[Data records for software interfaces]

=-=-=

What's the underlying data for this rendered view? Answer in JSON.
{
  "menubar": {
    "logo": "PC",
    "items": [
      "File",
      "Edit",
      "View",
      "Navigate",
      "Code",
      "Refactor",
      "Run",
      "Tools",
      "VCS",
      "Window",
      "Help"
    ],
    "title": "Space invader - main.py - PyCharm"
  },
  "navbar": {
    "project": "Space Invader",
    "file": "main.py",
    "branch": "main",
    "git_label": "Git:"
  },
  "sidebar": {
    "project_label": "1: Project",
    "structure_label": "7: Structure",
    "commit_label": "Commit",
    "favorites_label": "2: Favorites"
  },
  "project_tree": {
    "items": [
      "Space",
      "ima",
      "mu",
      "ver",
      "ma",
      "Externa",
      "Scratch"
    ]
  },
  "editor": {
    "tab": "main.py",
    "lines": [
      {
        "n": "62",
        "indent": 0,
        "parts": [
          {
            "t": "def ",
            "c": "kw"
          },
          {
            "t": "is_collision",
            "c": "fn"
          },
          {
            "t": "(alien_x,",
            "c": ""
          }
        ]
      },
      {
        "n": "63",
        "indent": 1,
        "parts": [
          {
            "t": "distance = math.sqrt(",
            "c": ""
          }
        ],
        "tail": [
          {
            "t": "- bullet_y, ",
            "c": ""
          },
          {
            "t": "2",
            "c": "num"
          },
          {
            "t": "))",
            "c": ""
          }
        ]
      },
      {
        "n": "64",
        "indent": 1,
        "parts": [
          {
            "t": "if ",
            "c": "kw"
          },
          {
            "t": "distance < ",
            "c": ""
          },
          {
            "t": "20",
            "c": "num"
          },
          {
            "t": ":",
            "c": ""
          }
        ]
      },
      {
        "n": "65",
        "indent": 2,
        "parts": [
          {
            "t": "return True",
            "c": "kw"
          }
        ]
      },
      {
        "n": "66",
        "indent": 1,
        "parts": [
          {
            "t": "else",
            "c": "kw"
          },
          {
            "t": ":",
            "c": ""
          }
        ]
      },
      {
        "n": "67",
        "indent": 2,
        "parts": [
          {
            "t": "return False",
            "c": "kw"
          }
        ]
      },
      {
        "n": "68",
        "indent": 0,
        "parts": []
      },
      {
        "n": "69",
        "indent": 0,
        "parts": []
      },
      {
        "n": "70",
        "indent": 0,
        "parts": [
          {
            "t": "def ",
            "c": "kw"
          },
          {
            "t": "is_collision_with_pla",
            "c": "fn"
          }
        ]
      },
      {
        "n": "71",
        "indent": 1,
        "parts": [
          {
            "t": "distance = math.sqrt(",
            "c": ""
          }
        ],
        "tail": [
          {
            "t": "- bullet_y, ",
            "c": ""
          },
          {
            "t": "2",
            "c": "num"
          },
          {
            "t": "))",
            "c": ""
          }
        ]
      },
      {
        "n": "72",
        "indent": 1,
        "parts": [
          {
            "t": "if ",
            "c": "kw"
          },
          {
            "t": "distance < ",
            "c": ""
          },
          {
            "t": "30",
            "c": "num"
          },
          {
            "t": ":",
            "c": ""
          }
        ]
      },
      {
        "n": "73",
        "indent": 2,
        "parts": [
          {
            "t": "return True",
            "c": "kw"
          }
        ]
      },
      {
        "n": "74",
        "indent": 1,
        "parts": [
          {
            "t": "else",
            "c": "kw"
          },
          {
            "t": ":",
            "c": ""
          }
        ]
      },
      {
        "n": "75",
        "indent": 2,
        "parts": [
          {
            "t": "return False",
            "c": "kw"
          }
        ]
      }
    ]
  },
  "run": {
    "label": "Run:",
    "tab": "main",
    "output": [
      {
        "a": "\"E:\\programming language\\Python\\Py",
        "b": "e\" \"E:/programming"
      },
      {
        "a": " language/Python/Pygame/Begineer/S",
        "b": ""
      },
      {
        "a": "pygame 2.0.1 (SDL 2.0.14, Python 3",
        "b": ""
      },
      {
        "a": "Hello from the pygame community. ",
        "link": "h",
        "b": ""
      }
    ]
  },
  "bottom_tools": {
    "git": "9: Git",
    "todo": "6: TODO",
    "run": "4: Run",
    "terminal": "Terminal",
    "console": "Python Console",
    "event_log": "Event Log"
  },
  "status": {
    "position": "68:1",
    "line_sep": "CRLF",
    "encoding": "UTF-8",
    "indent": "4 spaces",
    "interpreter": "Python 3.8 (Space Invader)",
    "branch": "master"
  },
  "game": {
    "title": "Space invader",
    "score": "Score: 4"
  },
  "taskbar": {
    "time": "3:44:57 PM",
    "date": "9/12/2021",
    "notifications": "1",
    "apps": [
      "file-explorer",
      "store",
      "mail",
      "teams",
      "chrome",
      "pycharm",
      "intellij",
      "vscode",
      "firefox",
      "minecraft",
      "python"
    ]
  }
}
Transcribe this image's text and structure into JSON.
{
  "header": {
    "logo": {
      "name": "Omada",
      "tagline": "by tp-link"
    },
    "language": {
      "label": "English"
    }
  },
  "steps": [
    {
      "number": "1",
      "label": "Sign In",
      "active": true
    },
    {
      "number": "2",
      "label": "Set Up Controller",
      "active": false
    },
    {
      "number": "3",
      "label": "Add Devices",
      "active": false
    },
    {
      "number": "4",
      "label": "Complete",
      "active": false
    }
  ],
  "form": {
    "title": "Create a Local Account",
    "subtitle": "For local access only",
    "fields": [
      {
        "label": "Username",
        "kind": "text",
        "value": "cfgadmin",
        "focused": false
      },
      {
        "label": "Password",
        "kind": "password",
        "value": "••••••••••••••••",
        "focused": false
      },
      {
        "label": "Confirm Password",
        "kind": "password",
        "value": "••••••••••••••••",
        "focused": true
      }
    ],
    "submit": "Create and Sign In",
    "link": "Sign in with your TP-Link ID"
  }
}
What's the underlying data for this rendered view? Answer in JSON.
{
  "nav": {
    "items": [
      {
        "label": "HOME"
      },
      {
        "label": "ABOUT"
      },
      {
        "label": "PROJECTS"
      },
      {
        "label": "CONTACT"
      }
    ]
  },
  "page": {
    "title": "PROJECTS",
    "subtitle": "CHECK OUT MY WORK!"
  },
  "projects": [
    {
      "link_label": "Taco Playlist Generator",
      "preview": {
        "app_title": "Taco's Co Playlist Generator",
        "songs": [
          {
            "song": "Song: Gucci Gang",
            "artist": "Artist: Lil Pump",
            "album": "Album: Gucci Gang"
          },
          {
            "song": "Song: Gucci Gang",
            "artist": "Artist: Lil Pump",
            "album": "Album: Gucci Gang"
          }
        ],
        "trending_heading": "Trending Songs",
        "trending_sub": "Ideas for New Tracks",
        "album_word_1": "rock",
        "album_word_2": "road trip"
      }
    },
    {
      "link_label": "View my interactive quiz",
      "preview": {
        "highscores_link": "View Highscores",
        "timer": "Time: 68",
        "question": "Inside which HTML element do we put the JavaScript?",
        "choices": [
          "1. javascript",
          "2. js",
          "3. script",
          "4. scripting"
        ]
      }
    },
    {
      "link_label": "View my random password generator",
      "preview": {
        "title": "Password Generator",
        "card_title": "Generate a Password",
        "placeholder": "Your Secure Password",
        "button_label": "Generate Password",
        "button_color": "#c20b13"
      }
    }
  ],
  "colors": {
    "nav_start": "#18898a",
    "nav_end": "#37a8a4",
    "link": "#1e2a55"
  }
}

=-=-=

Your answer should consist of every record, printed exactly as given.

What's the underlying data for this rendered view? Answer in JSON.
{
  "menubar": {
    "logo": "PC",
    "items": [
      "File",
      "Edit",
      "View",
      "Navigate",
      "Code",
      "Refactor",
      "Run",
      "Tools",
      "VCS",
      "Window",
      "Help"
    ],
    "title": "Space invader - main.py - PyCharm"
  },
  "navbar": {
    "project": "Space Invader",
    "file": "main.py",
    "branch": "main",
    "git_label": "Git:"
  },
  "sidebar": {
    "project_label": "1: Project",
    "structure_label": "7: Structure",
    "commit_label": "Commit",
    "favorites_label": "2: Favorites"
  },
  "project_tree": {
    "items": [
      "Space",
      "ima",
      "mu",
      "ver",
      "ma",
      "Externa",
      "Scratch"
    ]
  },
  "editor": {
    "tab": "main.py",
    "lines": [
      {
        "n": "62",
        "indent": 0,
        "parts": [
          {
            "t": "def ",
            "c": "kw"
          },
          {
            "t": "is_collision",
            "c": "fn"
          },
          {
            "t": "(alien_x,",
            "c": ""
          }
        ]
      },
      {
        "n": "63",
        "indent": 1,
        "parts": [
          {
            "t": "distance = math.sqrt(",
            "c": ""
          }
        ],
        "tail": [
          {
            "t": "- bullet_y, ",
            "c": ""
          },
          {
            "t": "2",
            "c": "num"
          },
          {
            "t": "))",
            "c": ""
          }
        ]
      },
      {
        "n": "64",
        "indent": 1,
        "parts": [
          {
            "t": "if ",
            "c": "kw"
          },
          {
            "t": "distance < ",
            "c": ""
          },
          {
            "t": "20",
            "c": "num"
          },
          {
            "t": ":",
            "c": ""
          }
        ]
      },
      {
        "n": "65",
        "indent": 2,
        "parts": [
          {
            "t": "return True",
            "c": "kw"
          }
        ]
      },
      {
        "n": "66",
        "indent": 1,
        "parts": [
          {
            "t": "else",
            "c": "kw"
          },
          {
            "t": ":",
            "c": ""
          }
        ]
      },
      {
        "n": "67",
        "indent": 2,
        "parts": [
          {
            "t": "return False",
            "c": "kw"
          }
        ]
      },
      {
        "n": "68",
        "indent": 0,
        "parts": []
      },
      {
        "n": "69",
        "indent": 0,
        "parts": []
      },
      {
        "n": "70",
        "indent": 0,
        "parts": [
          {
            "t": "def ",
            "c": "kw"
          },
          {
            "t": "is_collision_with_pla",
            "c": "fn"
          }
        ]
      },
      {
        "n": "71",
        "indent": 1,
        "parts": [
          {
            "t": "distance = math.sqrt(",
            "c": ""
          }
        ],
        "tail": [
          {
            "t": "- bullet_y, ",
            "c": ""
          },
          {
            "t": "2",
            "c": "num"
          },
          {
            "t": "))",
            "c": ""
          }
        ]
      },
      {
        "n": "72",
        "indent": 1,
        "parts": [
          {
            "t": "if ",
            "c": "kw"
          },
          {
            "t": "distance < ",
            "c": ""
          },
          {
            "t": "30",
            "c": "num"
          },
          {
            "t": ":",
            "c": ""
          }
        ]
      },
      {
        "n": "73",
        "indent": 2,
        "parts": [
          {
            "t": "return True",
            "c": "kw"
          }
        ]
      },
      {
        "n": "74",
        "indent": 1,
        "parts": [
          {
            "t": "else",
            "c": "kw"
          },
          {
            "t": ":",
            "c": ""
          }
        ]
      },
      {
        "n": "75",
        "indent": 2,
        "parts": [
          {
            "t": "return False",
            "c": "kw"
          }
        ]
      }
    ]
  },
  "run": {
    "label": "Run:",
    "tab": "main",
    "output": [
      {
        "a": "\"E:\\programming language\\Python\\Py",
        "b": "e\" \"E:/programming"
      },
      {
        "a": " language/Python/Pygame/Begineer/S",
        "b": ""
      },
      {
        "a": "pygame 2.0.1 (SDL 2.0.14, Python 3",
        "b": ""
      },
      {
        "a": "Hello from the pygame community. ",
        "link": "h",
        "b": ""
      }
    ]
  },
  "bottom_tools": {
    "git": "9: Git",
    "todo": "6: TODO",
    "run": "4: Run",
    "terminal": "Terminal",
    "console": "Python Console",
    "event_log": "Event Log"
  },
  "status": {
    "position": "68:1",
    "line_sep": "CRLF",
    "encoding": "UTF-8",
    "indent": "4 spaces",
    "interpreter": "Python 3.8 (Space Invader)",
    "branch": "master"
  },
  "game": {
    "title": "Space invader",
    "score": "Score: 4"
  },
  "taskbar": {
    "time": "3:44:57 PM",
    "date": "9/12/2021",
    "notifications": "1",
    "apps": [
      "file-explorer",
      "store",
      "mail",
      "teams",
      "chrome",
      "pycharm",
      "intellij",
      "vscode",
      "firefox",
      "minecraft",
      "python"
    ]
  }
}
Transcribe this image's text and structure into JSON.
{
  "header": {
    "logo": {
      "name": "Omada",
      "tagline": "by tp-link"
    },
    "language": {
      "label": "English"
    }
  },
  "steps": [
    {
      "number": "1",
      "label": "Sign In",
      "active": true
    },
    {
      "number": "2",
      "label": "Set Up Controller",
      "active": false
    },
    {
      "number": "3",
      "label": "Add Devices",
      "active": false
    },
    {
      "number": "4",
      "label": "Complete",
      "active": false
    }
  ],
  "form": {
    "title": "Create a Local Account",
    "subtitle": "For local access only",
    "fields": [
      {
        "label": "Username",
        "kind": "text",
        "value": "cfgadmin",
        "focused": false
      },
      {
        "label": "Password",
        "kind": "password",
        "value": "••••••••••••••••",
        "focused": false
      },
      {
        "label": "Confirm Password",
        "kind": "password",
        "value": "••••••••••••••••",
        "focused": true
      }
    ],
    "submit": "Create and Sign In",
    "link": "Sign in with your TP-Link ID"
  }
}
What's the underlying data for this rendered view? Answer in JSON.
{
  "nav": {
    "items": [
      {
        "label": "HOME"
      },
      {
        "label": "ABOUT"
      },
      {
        "label": "PROJECTS"
      },
      {
        "label": "CONTACT"
      }
    ]
  },
  "page": {
    "title": "PROJECTS",
    "subtitle": "CHECK OUT MY WORK!"
  },
  "projects": [
    {
      "link_label": "Taco Playlist Generator",
      "preview": {
        "app_title": "Taco's Co Playlist Generator",
        "songs": [
          {
            "song": "Song: Gucci Gang",
            "artist": "Artist: Lil Pump",
            "album": "Album: Gucci Gang"
          },
          {
            "song": "Song: Gucci Gang",
            "artist": "Artist: Lil Pump",
            "album": "Album: Gucci Gang"
          }
        ],
        "trending_heading": "Trending Songs",
        "trending_sub": "Ideas for New Tracks",
        "album_word_1": "rock",
        "album_word_2": "road trip"
      }
    },
    {
      "link_label": "View my interactive quiz",
      "preview": {
        "highscores_link": "View Highscores",
        "timer": "Time: 68",
        "question": "Inside which HTML element do we put the JavaScript?",
        "choices": [
          "1. javascript",
          "2. js",
          "3. script",
          "4. scripting"
        ]
      }
    },
    {
      "link_label": "View my random password generator",
      "preview": {
        "title": "Password Generator",
        "card_title": "Generate a Password",
        "placeholder": "Your Secure Password",
        "button_label": "Generate Password",
        "button_color": "#c20b13"
      }
    }
  ],
  "colors": {
    "nav_start": "#18898a",
    "nav_end": "#37a8a4",
    "link": "#1e2a55"
  }
}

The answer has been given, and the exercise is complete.